The prevailing view of the access to accounts (XS2A) obligation is that incumbent banks will have a more distant relationship with their customers. However, our consumer data brings this opinion into question.
Part of the forthcoming Payment Services Directive 2 (PSD2), XS2A will enable third-party providers to offer sophisticated account aggregation services, disrupting the relationship between banks and their customers. Third-party providers offering this service will be privy to rich customer data, and in return will help customers monetize this data by offering them access to cheaper loans and mortgages. With suggestions that PSD2 will facilitate well-known consumer brands entering the financial services market, it is strongly believed by many that banks will soon only have an arm’s length relationship with their customers.
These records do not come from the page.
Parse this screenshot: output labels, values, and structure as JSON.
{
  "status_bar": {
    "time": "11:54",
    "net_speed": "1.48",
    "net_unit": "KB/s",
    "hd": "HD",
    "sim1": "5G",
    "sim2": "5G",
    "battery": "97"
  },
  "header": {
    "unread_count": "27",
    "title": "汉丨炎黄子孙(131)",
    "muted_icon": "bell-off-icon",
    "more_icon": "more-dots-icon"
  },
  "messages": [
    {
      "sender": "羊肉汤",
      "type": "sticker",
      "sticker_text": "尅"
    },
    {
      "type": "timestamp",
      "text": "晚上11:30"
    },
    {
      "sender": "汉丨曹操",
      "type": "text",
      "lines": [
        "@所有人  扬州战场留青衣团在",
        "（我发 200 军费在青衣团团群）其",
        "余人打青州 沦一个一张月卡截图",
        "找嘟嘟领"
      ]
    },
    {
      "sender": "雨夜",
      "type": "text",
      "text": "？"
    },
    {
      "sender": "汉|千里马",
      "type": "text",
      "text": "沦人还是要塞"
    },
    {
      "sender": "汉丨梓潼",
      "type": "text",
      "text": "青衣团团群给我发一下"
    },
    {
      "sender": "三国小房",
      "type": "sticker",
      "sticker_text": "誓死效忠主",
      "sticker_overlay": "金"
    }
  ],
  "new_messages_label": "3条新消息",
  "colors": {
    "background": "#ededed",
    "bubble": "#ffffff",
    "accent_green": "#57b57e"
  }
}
However, our 2015 Global Retail Banking Insight Survey found that a sizable proportion of consumers were concerned about the security of their information on account aggregators, and the majority would feel safer if their bank was the provider of this service.
In a recent interview with David Hamilton, CEO of white-label account aggregation provider eWise, I asked him what message should be communicated by banks to reassure customers. He said: “We (banks) will never use your data without your explicit consent and you will always have the right to withdraw your consent. [You] should always understand clearly what data is being collected, and for what purpose.”
Banks must adequately prepare themselves for the increased competition that will come once PSD2 is implemented in 2018 and accept they may not be able to maintain their current retention levels. Equally, they should also not accept the prevailing views regarding PSD2 and the elasticity of their future relationships with customers.
By Sean Harrison, Retail Banking Analyst